The use of details also reveals thematic ideas, one of which is the paradoxical situation of destruction as a means of bringing about new growth. The detailed use of fire suggests this paradox, beginning with the opening scene in which Richard sets fire to the house, nearly destroying it and, more important, nearly destroying himself, because his mother had come close to killing him for his action. This act of potential destruction serves as a paradoxical opportunity for growth insofar as Richard learns, at the age of four, that his family is a destructive force in his life, one from which he must flee if he is to be free to pursue his dreams.
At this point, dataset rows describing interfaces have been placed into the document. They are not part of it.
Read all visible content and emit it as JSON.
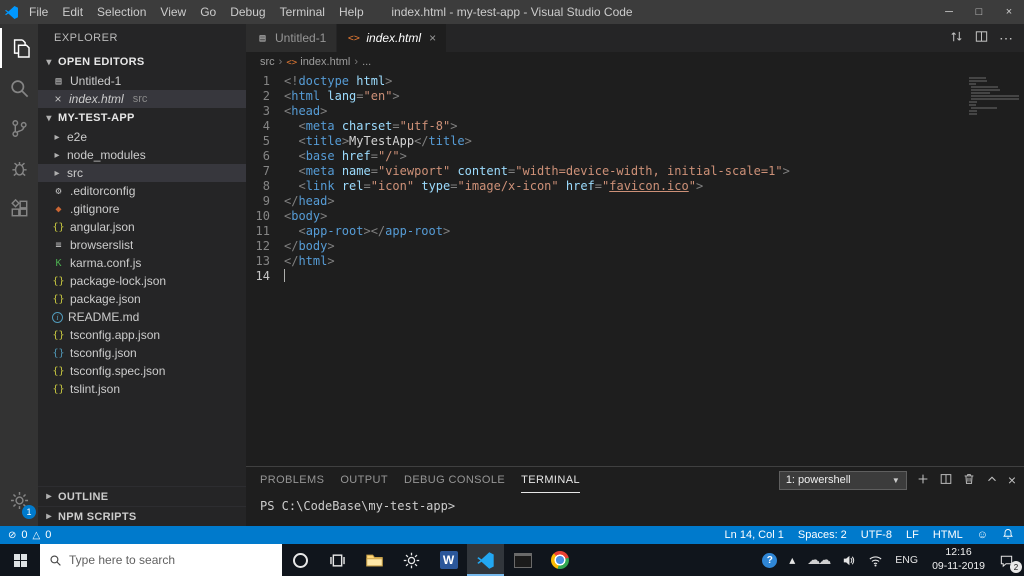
{
  "icons": {
    "minimize": "─",
    "maximize": "□",
    "close": "×",
    "chevron_down": "▾",
    "chevron_right": "▸",
    "dropdown_arrow": "▼",
    "breadcrumb_sep": "›",
    "error": "⊘",
    "warning": "△",
    "smiley": "☺",
    "cloud": "☁☁",
    "more": "⋯",
    "word_letter": "W",
    "help_mark": "?",
    "tray_chevron": "▴"
  },
  "title_bar": {
    "title": "index.html - my-test-app - Visual Studio Code",
    "menus": [
      "File",
      "Edit",
      "Selection",
      "View",
      "Go",
      "Debug",
      "Terminal",
      "Help"
    ]
  },
  "activity_bar": {
    "items": [
      {
        "id": "explorer",
        "active": true
      },
      {
        "id": "search",
        "active": false
      },
      {
        "id": "source-control",
        "active": false
      },
      {
        "id": "debug",
        "active": false
      },
      {
        "id": "extensions",
        "active": false
      }
    ],
    "bottom": {
      "id": "settings",
      "badge": "1"
    }
  },
  "sidebar": {
    "header": "EXPLORER",
    "open_editors": {
      "label": "OPEN EDITORS",
      "items": [
        {
          "name": "Untitled-1",
          "icon": "file",
          "icon_color": "#c5c5c5",
          "active": false,
          "detail": "",
          "italic": false
        },
        {
          "name": "index.html",
          "icon": "html",
          "icon_color": "#e37933",
          "active": true,
          "detail": "src",
          "italic": true
        }
      ]
    },
    "project": {
      "label": "MY-TEST-APP",
      "entries": [
        {
          "name": "e2e",
          "type": "folder"
        },
        {
          "name": "node_modules",
          "type": "folder"
        },
        {
          "name": "src",
          "type": "folder",
          "selected": true
        },
        {
          "name": ".editorconfig",
          "type": "file",
          "icon": "gear",
          "icon_color": "#c5c5c5"
        },
        {
          "name": ".gitignore",
          "type": "file",
          "icon": "diamond",
          "icon_color": "#cc6633"
        },
        {
          "name": "angular.json",
          "type": "file",
          "icon": "braces",
          "icon_color": "#cbcb41"
        },
        {
          "name": "browserslist",
          "type": "file",
          "icon": "list",
          "icon_color": "#c5c5c5"
        },
        {
          "name": "karma.conf.js",
          "type": "file",
          "icon": "karma",
          "icon_color": "#4caf50"
        },
        {
          "name": "package-lock.json",
          "type": "file",
          "icon": "braces",
          "icon_color": "#cbcb41"
        },
        {
          "name": "package.json",
          "type": "file",
          "icon": "braces",
          "icon_color": "#cbcb41"
        },
        {
          "name": "README.md",
          "type": "file",
          "icon": "info",
          "icon_color": "#519aba"
        },
        {
          "name": "tsconfig.app.json",
          "type": "file",
          "icon": "braces",
          "icon_color": "#cbcb41"
        },
        {
          "name": "tsconfig.json",
          "type": "file",
          "icon": "braces",
          "icon_color": "#519aba"
        },
        {
          "name": "tsconfig.spec.json",
          "type": "file",
          "icon": "braces",
          "icon_color": "#cbcb41"
        },
        {
          "name": "tslint.json",
          "type": "file",
          "icon": "braces",
          "icon_color": "#cbcb41"
        }
      ]
    },
    "bottom_sections": [
      "OUTLINE",
      "NPM SCRIPTS"
    ]
  },
  "editor": {
    "tabs": [
      {
        "label": "Untitled-1",
        "icon": "file",
        "icon_color": "#c5c5c5",
        "active": false,
        "italic": false,
        "closable": false
      },
      {
        "label": "index.html",
        "icon": "html",
        "icon_color": "#e37933",
        "active": true,
        "italic": true,
        "closable": true
      }
    ],
    "breadcrumb": [
      {
        "label": "src"
      },
      {
        "label": "index.html",
        "icon": "html"
      },
      {
        "label": "..."
      }
    ],
    "code": {
      "lines": [
        {
          "no": 1,
          "tokens": [
            [
              "<!",
              "p"
            ],
            [
              "doctype",
              "t"
            ],
            [
              " ",
              "x"
            ],
            [
              "html",
              "a"
            ],
            [
              ">",
              "p"
            ]
          ]
        },
        {
          "no": 2,
          "tokens": [
            [
              "<",
              "p"
            ],
            [
              "html",
              "t"
            ],
            [
              " ",
              "x"
            ],
            [
              "lang",
              "a"
            ],
            [
              "=",
              "p"
            ],
            [
              "\"en\"",
              "v"
            ],
            [
              ">",
              "p"
            ]
          ]
        },
        {
          "no": 3,
          "tokens": [
            [
              "<",
              "p"
            ],
            [
              "head",
              "t"
            ],
            [
              ">",
              "p"
            ]
          ]
        },
        {
          "no": 4,
          "tokens": [
            [
              "  ",
              "x"
            ],
            [
              "<",
              "p"
            ],
            [
              "meta",
              "t"
            ],
            [
              " ",
              "x"
            ],
            [
              "charset",
              "a"
            ],
            [
              "=",
              "p"
            ],
            [
              "\"utf-8\"",
              "v"
            ],
            [
              ">",
              "p"
            ]
          ]
        },
        {
          "no": 5,
          "tokens": [
            [
              "  ",
              "x"
            ],
            [
              "<",
              "p"
            ],
            [
              "title",
              "t"
            ],
            [
              ">",
              "p"
            ],
            [
              "MyTestApp",
              "x"
            ],
            [
              "</",
              "p"
            ],
            [
              "title",
              "t"
            ],
            [
              ">",
              "p"
            ]
          ]
        },
        {
          "no": 6,
          "tokens": [
            [
              "  ",
              "x"
            ],
            [
              "<",
              "p"
            ],
            [
              "base",
              "t"
            ],
            [
              " ",
              "x"
            ],
            [
              "href",
              "a"
            ],
            [
              "=",
              "p"
            ],
            [
              "\"/\"",
              "v"
            ],
            [
              ">",
              "p"
            ]
          ]
        },
        {
          "no": 7,
          "tokens": [
            [
              "  ",
              "x"
            ],
            [
              "<",
              "p"
            ],
            [
              "meta",
              "t"
            ],
            [
              " ",
              "x"
            ],
            [
              "name",
              "a"
            ],
            [
              "=",
              "p"
            ],
            [
              "\"viewport\"",
              "v"
            ],
            [
              " ",
              "x"
            ],
            [
              "content",
              "a"
            ],
            [
              "=",
              "p"
            ],
            [
              "\"width=device-width, initial-scale=1\"",
              "v"
            ],
            [
              ">",
              "p"
            ]
          ]
        },
        {
          "no": 8,
          "tokens": [
            [
              "  ",
              "x"
            ],
            [
              "<",
              "p"
            ],
            [
              "link",
              "t"
            ],
            [
              " ",
              "x"
            ],
            [
              "rel",
              "a"
            ],
            [
              "=",
              "p"
            ],
            [
              "\"icon\"",
              "v"
            ],
            [
              " ",
              "x"
            ],
            [
              "type",
              "a"
            ],
            [
              "=",
              "p"
            ],
            [
              "\"image/x-icon\"",
              "v"
            ],
            [
              " ",
              "x"
            ],
            [
              "href",
              "a"
            ],
            [
              "=",
              "p"
            ],
            [
              "\"",
              "v"
            ],
            [
              "favicon.ico",
              "l"
            ],
            [
              "\"",
              "v"
            ],
            [
              ">",
              "p"
            ]
          ]
        },
        {
          "no": 9,
          "tokens": [
            [
              "</",
              "p"
            ],
            [
              "head",
              "t"
            ],
            [
              ">",
              "p"
            ]
          ]
        },
        {
          "no": 10,
          "tokens": [
            [
              "<",
              "p"
            ],
            [
              "body",
              "t"
            ],
            [
              ">",
              "p"
            ]
          ]
        },
        {
          "no": 11,
          "tokens": [
            [
              "  ",
              "x"
            ],
            [
              "<",
              "p"
            ],
            [
              "app-root",
              "t"
            ],
            [
              "></",
              "p"
            ],
            [
              "app-root",
              "t"
            ],
            [
              ">",
              "p"
            ]
          ]
        },
        {
          "no": 12,
          "tokens": [
            [
              "</",
              "p"
            ],
            [
              "body",
              "t"
            ],
            [
              ">",
              "p"
            ]
          ]
        },
        {
          "no": 13,
          "tokens": [
            [
              "</",
              "p"
            ],
            [
              "html",
              "t"
            ],
            [
              ">",
              "p"
            ]
          ]
        },
        {
          "no": 14,
          "tokens": [],
          "active": true
        }
      ]
    }
  },
  "panel": {
    "tabs": [
      {
        "label": "PROBLEMS",
        "active": false
      },
      {
        "label": "OUTPUT",
        "active": false
      },
      {
        "label": "DEBUG CONSOLE",
        "active": false
      },
      {
        "label": "TERMINAL",
        "active": true
      }
    ],
    "shell_selector": "1: powershell",
    "terminal": {
      "prompt": "PS C:\\CodeBase\\my-test-app>"
    }
  },
  "status_bar": {
    "errors": "0",
    "warnings": "0",
    "right_items": [
      "Ln 14, Col 1",
      "Spaces: 2",
      "UTF-8",
      "LF",
      "HTML"
    ]
  },
  "taskbar": {
    "search": {
      "placeholder": "Type here to search"
    },
    "tray": {
      "language": "ENG",
      "time": "12:16",
      "date": "09-11-2019",
      "notification_badge": "2"
    }
  }
}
He is reminded of this lesson at the end of the chapter, when he goes to see his father to request money so that he, his brother, and his mother can go to Arkansas. When Richard arrives at his father’s house, he sees not only his father but also a strange woman with him, both sitting before a fire. Once again, detailed use of the image of fire reinforces the theme of destruction and its role in the education process. Richard sees the fire and understands that it represents the destructive force of his father, a force from which he must run if he is to mature.
Wright uses dialogue and details as techniques to plot the journey of his childhood and youth; symbolic scenes act as markers along the trip to self-knowledge. The opening scene and the conversation with the white woman who gives Richard a job doing chores for her are powerful markers. Another symbolic scene occurs in the second half of the self-portrait, when Richard describes his job in a medical research institute in a large, wealthy hospital in Chicago. On Saturday mornings, Richard assists a doctor in slitting the vocal cords of dogs, so that their howling will not disturb the hospital patients. Richard describes the sight of the dogs being rendered unconscious as the result of an injection, then having their vocal cords severed, and finally awakening and being unable to wail. Wright calls this “a symbol of silent suffering,” clearly not confined to the canines.
As a book that gives testimony to the transformation of silent suffering into creative growth and as an autobiography that shows the development of a struggling artist who seeks to find words to describe that suffering, Black Boy is one of the most significant autobiographies created by an American, black or white. When it was first published in 1945, it was the fourth best-selling nonfiction title that year, and it has continued to be read, reviewed, and respected as a classic study of the growth of a young man and the environment in which he develops. It is both a portrait of an individual and a portrait of a culture, the two struggling with each other and meeting each other “with darkness in the daytime” to illustrate a way to survive, to endure, and to thrive.